'''
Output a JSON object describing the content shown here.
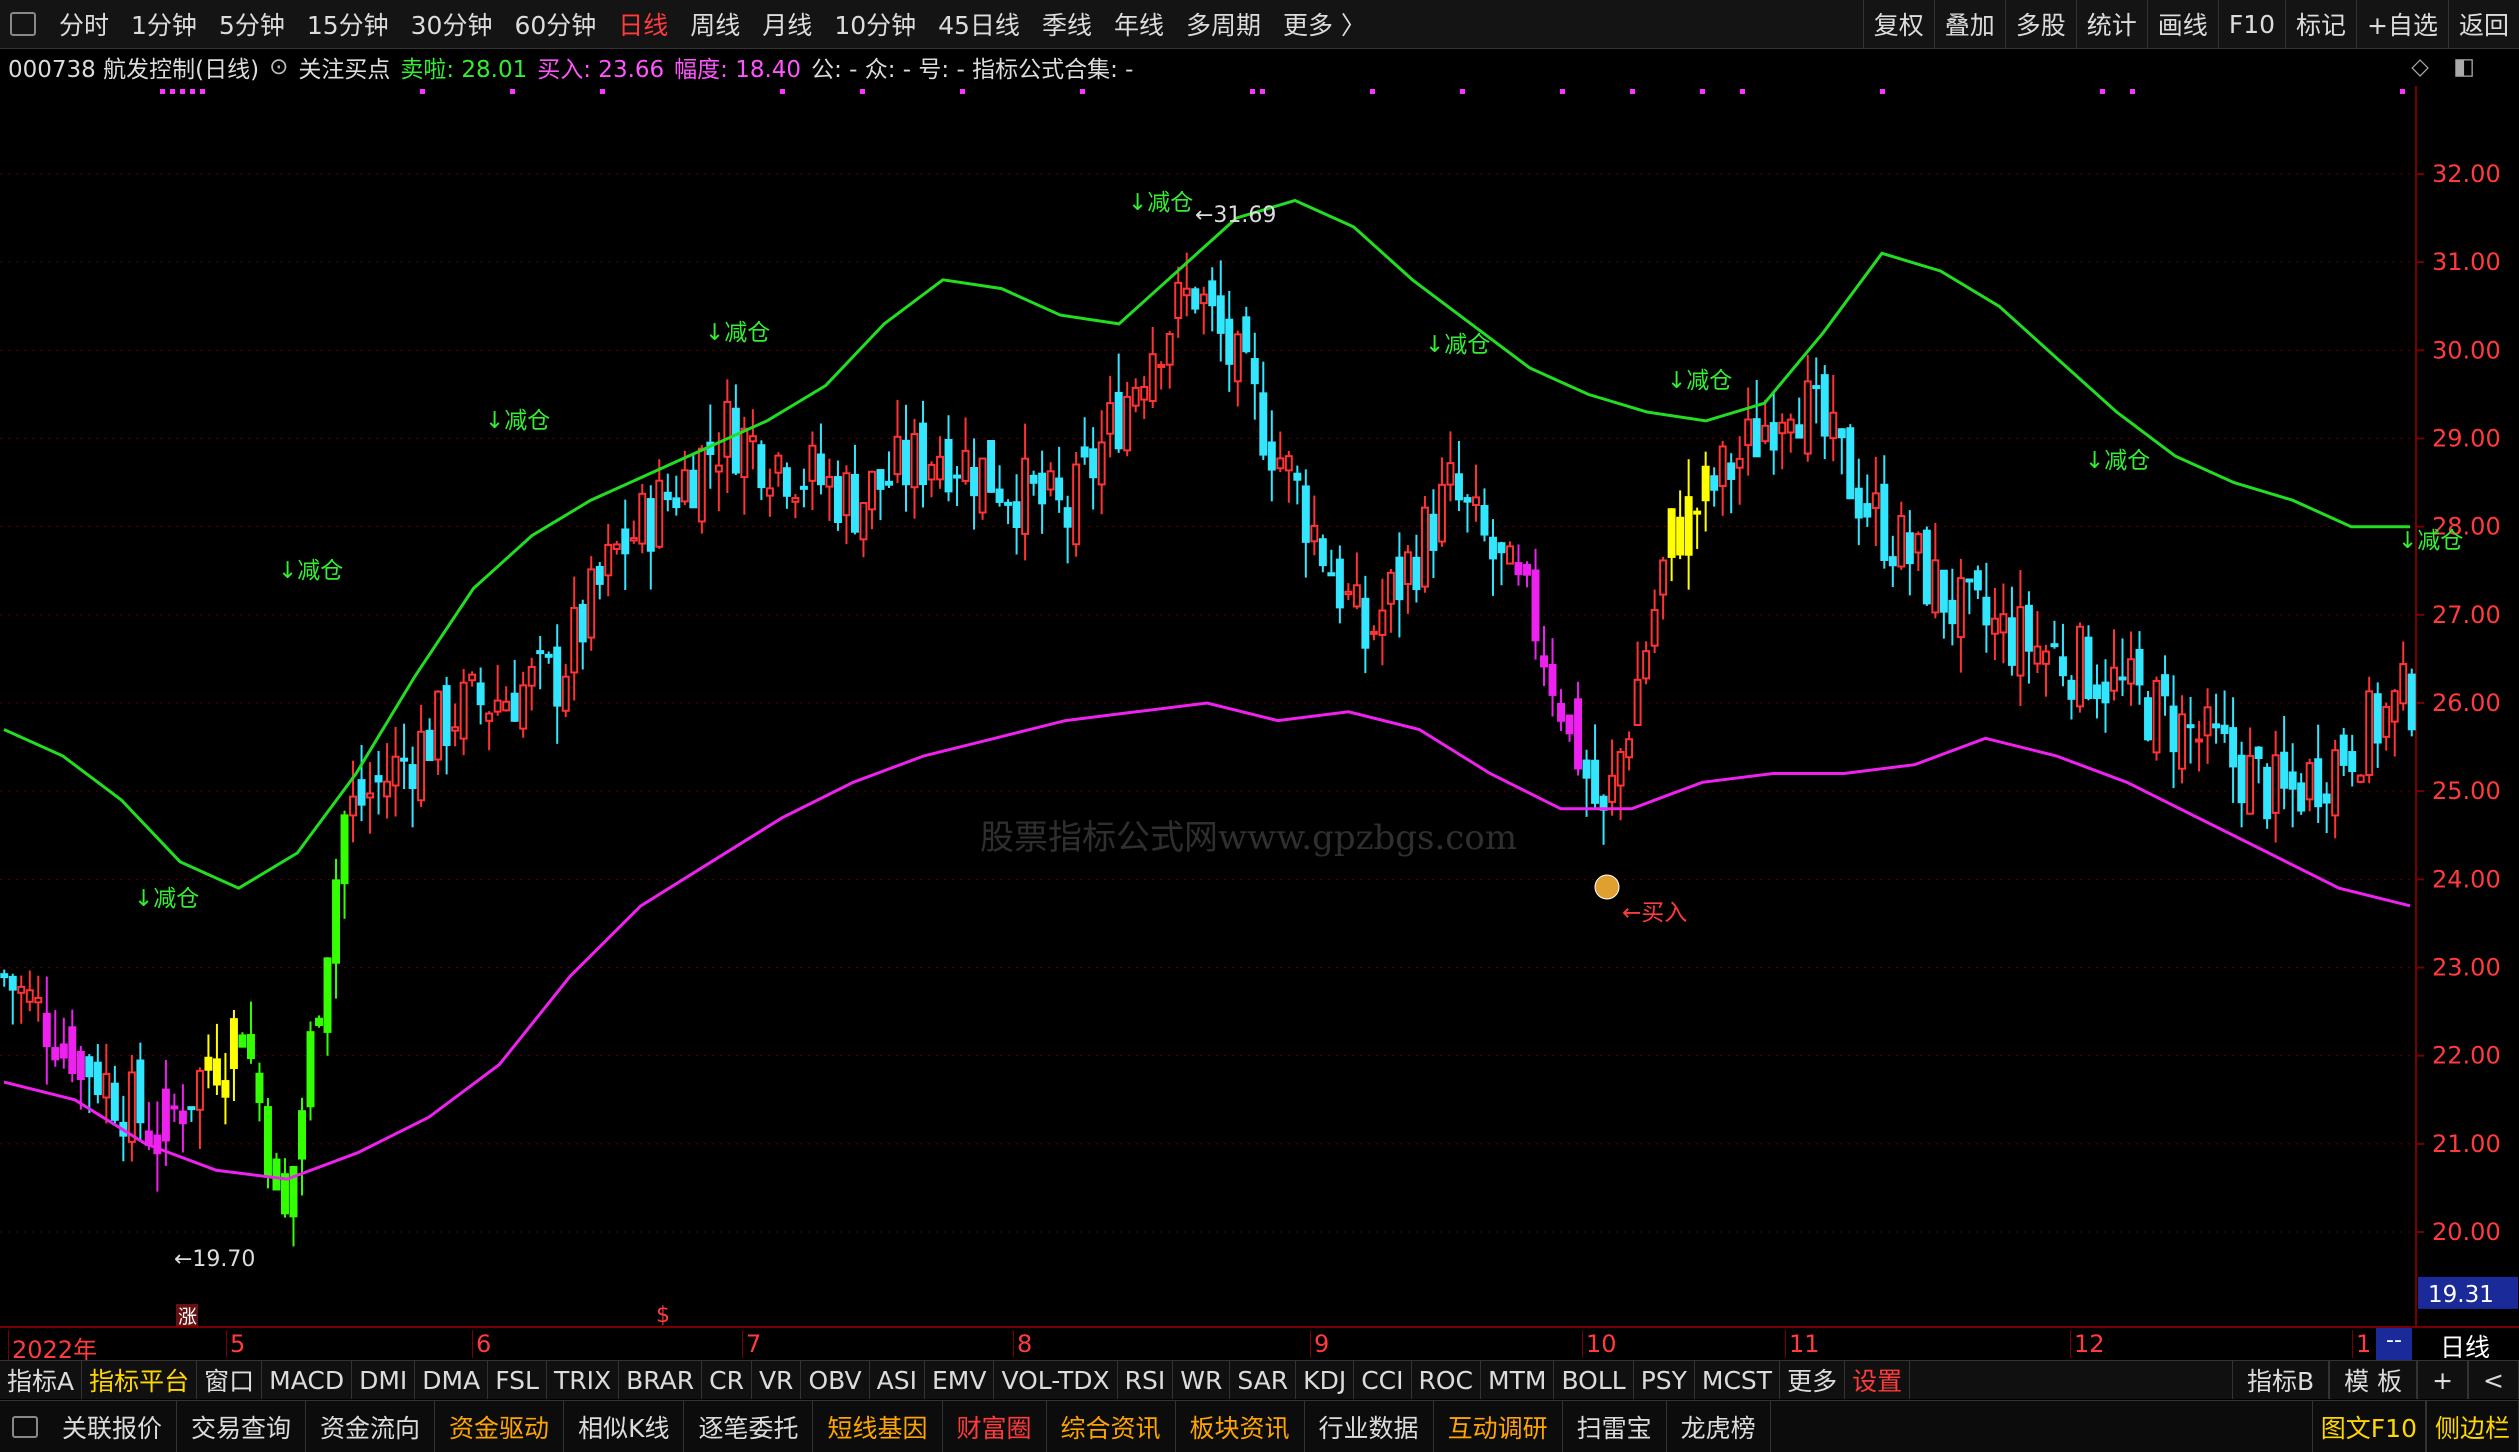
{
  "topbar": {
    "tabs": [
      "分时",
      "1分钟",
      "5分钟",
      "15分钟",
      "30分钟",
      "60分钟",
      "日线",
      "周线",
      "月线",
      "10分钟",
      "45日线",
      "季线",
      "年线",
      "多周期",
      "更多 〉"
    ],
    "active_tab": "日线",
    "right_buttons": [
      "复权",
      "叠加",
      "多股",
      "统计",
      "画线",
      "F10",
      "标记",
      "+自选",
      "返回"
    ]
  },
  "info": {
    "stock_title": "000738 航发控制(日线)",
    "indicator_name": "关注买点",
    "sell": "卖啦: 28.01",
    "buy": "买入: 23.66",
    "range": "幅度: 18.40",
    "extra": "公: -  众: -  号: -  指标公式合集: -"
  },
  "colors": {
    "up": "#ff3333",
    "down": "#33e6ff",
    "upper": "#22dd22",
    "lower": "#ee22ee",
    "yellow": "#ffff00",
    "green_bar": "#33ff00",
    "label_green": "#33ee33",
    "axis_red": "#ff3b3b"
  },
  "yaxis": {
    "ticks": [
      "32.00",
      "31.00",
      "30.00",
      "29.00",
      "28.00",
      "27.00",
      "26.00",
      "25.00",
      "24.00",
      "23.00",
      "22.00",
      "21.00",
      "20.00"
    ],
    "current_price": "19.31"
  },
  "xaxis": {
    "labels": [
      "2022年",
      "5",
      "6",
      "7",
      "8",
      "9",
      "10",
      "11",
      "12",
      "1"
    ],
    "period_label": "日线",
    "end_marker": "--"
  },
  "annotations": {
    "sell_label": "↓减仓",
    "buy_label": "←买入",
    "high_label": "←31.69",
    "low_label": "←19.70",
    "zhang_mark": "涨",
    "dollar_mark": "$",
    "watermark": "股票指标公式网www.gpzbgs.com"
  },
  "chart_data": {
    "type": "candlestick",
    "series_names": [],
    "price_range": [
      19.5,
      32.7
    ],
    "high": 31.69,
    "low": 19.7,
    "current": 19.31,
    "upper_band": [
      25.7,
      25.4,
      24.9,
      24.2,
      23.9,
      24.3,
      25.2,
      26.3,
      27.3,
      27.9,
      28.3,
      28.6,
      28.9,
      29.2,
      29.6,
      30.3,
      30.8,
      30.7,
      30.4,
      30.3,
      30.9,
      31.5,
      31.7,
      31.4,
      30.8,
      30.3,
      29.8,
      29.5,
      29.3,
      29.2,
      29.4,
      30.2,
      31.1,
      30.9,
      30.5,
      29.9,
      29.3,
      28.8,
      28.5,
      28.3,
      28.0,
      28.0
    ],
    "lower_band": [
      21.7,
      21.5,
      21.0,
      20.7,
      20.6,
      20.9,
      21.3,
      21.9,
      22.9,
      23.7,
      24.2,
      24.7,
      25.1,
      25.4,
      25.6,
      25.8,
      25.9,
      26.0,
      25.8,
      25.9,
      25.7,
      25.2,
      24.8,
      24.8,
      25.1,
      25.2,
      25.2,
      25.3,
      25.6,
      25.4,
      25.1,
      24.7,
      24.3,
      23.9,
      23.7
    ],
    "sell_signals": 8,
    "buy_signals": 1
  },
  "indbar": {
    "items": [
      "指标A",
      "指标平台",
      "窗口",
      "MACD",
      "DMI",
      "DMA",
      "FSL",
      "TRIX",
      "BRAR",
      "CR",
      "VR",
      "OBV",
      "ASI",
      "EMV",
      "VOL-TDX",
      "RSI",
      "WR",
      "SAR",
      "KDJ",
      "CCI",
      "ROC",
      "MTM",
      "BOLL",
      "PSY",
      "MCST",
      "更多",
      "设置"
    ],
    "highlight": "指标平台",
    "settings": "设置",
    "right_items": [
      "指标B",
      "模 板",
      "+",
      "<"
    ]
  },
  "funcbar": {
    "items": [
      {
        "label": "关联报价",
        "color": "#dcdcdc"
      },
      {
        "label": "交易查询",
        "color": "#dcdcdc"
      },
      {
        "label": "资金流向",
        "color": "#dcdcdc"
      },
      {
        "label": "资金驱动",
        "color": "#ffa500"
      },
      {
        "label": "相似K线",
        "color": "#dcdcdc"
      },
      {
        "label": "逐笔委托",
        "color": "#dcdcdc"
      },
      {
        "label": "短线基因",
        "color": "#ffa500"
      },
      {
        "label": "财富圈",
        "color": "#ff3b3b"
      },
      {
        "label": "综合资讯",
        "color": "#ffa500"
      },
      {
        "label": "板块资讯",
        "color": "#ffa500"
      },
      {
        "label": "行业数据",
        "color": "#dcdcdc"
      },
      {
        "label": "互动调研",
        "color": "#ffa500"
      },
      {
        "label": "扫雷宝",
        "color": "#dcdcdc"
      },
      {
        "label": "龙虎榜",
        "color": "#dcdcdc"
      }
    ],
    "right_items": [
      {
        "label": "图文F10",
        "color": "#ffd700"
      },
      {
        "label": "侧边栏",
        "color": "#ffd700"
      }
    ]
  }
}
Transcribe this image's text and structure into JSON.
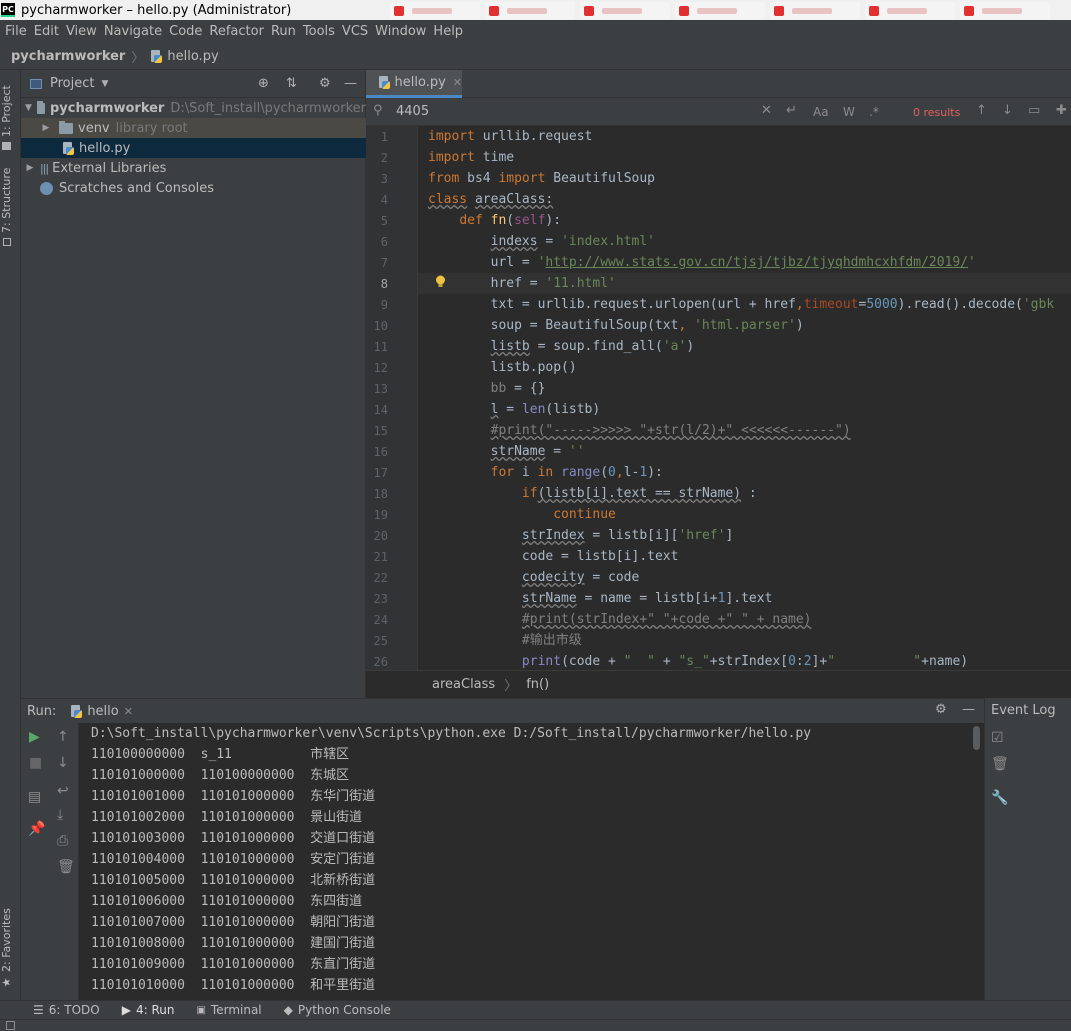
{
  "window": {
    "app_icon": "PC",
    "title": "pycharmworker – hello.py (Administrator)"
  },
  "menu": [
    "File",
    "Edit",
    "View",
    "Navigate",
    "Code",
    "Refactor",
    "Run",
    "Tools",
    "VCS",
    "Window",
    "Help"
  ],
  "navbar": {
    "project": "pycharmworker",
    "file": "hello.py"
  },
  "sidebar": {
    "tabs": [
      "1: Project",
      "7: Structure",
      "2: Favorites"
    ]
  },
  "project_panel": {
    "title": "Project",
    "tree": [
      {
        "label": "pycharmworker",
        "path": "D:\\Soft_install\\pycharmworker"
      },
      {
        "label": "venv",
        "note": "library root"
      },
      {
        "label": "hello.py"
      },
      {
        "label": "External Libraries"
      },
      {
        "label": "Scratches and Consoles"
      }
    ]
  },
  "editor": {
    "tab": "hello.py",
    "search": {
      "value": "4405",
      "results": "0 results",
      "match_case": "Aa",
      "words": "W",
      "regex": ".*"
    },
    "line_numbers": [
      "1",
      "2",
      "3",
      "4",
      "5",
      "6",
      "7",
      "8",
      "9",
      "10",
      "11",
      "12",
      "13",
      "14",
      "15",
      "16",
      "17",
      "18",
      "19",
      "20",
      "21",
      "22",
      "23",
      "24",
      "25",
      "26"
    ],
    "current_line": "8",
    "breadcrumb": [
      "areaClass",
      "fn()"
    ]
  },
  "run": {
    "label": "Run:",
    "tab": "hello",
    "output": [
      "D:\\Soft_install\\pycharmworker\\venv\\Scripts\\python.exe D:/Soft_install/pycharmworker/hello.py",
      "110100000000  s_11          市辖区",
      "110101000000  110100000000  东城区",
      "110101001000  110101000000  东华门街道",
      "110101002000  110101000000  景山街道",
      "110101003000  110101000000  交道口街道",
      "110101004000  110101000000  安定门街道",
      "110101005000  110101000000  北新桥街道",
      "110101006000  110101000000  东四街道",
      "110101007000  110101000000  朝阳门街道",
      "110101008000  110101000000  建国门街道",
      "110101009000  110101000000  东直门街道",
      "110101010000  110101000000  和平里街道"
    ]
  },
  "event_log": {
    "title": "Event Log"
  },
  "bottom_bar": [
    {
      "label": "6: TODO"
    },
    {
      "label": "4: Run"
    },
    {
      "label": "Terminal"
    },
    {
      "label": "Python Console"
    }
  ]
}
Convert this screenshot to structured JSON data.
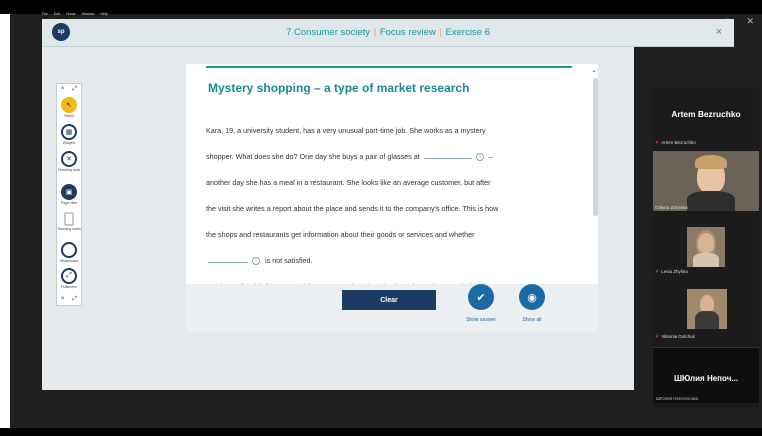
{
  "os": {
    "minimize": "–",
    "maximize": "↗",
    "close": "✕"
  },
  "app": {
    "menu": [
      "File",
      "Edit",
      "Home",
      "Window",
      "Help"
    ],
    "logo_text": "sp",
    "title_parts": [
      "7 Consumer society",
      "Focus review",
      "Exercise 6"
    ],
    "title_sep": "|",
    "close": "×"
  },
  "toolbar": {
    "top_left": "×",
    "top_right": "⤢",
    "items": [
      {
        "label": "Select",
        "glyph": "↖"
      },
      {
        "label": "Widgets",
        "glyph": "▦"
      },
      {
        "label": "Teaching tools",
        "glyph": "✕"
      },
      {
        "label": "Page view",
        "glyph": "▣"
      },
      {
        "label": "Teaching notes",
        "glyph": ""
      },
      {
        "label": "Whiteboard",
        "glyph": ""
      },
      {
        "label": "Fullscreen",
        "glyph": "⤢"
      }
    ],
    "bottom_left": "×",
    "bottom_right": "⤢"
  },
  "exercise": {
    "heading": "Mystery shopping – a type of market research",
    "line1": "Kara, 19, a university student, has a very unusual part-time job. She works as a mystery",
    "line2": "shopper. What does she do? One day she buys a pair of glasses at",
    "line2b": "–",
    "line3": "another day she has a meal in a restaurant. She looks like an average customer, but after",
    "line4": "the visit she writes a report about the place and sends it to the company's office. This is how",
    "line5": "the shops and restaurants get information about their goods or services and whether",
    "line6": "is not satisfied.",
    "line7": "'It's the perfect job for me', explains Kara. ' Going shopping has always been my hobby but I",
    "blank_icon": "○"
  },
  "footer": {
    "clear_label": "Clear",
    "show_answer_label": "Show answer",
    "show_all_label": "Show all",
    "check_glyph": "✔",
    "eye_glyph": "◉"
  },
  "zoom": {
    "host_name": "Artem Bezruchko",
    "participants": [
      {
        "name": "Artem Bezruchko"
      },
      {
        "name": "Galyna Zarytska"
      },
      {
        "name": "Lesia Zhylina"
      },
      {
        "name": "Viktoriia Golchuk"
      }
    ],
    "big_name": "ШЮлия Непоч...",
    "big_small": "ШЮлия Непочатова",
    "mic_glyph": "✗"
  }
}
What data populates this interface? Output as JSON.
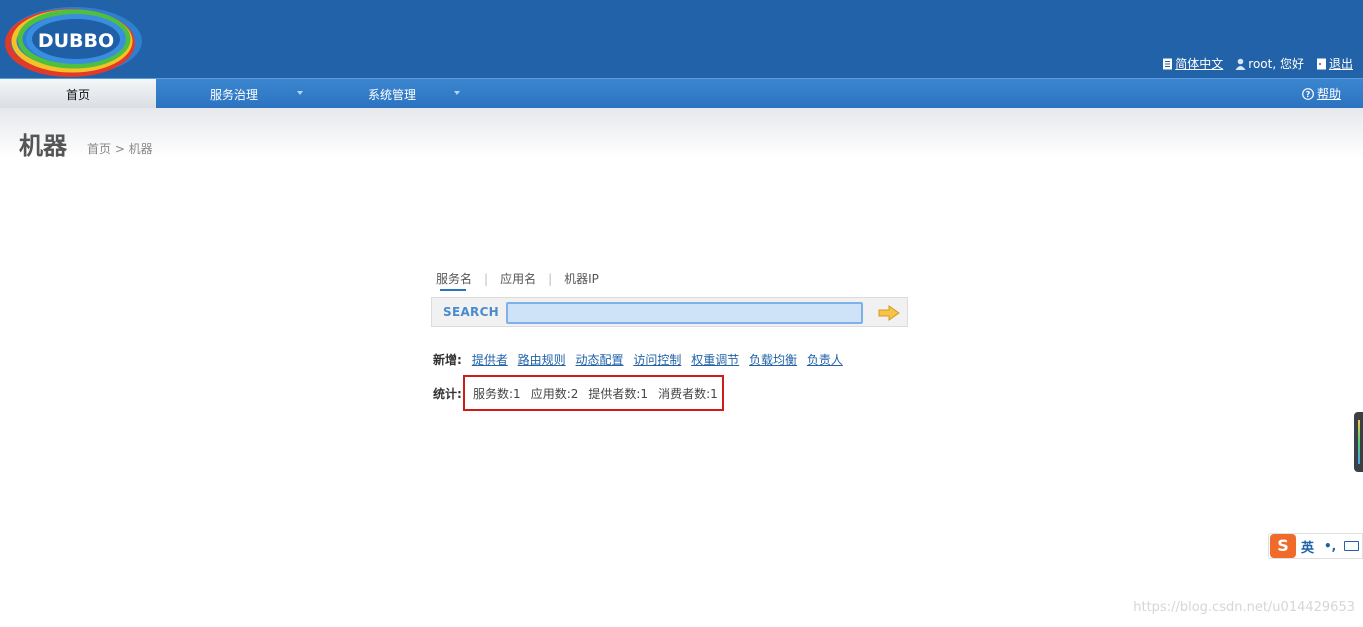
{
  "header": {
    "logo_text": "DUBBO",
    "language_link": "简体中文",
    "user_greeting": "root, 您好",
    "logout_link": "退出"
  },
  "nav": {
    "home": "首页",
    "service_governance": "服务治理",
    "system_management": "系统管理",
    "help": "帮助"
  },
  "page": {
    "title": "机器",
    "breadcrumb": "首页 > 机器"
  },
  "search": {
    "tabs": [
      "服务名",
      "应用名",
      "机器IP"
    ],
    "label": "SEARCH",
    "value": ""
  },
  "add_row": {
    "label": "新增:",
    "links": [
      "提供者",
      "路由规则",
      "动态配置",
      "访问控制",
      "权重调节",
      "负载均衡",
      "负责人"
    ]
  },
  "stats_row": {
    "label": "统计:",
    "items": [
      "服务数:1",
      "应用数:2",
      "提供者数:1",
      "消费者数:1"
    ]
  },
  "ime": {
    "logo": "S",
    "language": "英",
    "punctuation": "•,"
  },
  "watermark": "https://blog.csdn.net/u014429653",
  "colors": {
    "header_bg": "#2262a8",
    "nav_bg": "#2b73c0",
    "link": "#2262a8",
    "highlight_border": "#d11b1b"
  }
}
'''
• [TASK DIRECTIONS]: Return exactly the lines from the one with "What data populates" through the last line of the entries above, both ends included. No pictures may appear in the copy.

• [RESULT OF THIS EXERCISE]:
What data populates this interface? Output as JSON.
{
  "header": {
    "logo_text": "DUBBO",
    "language_link": "简体中文",
    "user_greeting": "root, 您好",
    "logout_link": "退出"
  },
  "nav": {
    "home": "首页",
    "service_governance": "服务治理",
    "system_management": "系统管理",
    "help": "帮助"
  },
  "page": {
    "title": "机器",
    "breadcrumb": "首页 > 机器"
  },
  "search": {
    "tabs": [
      "服务名",
      "应用名",
      "机器IP"
    ],
    "label": "SEARCH",
    "value": ""
  },
  "add_row": {
    "label": "新增:",
    "links": [
      "提供者",
      "路由规则",
      "动态配置",
      "访问控制",
      "权重调节",
      "负载均衡",
      "负责人"
    ]
  },
  "stats_row": {
    "label": "统计:",
    "items": [
      "服务数:1",
      "应用数:2",
      "提供者数:1",
      "消费者数:1"
    ]
  },
  "ime": {
    "logo": "S",
    "language": "英",
    "punctuation": "•,"
  },
  "watermark": "https://blog.csdn.net/u014429653",
  "colors": {
    "header_bg": "#2262a8",
    "nav_bg": "#2b73c0",
    "link": "#2262a8",
    "highlight_border": "#d11b1b"
  }
}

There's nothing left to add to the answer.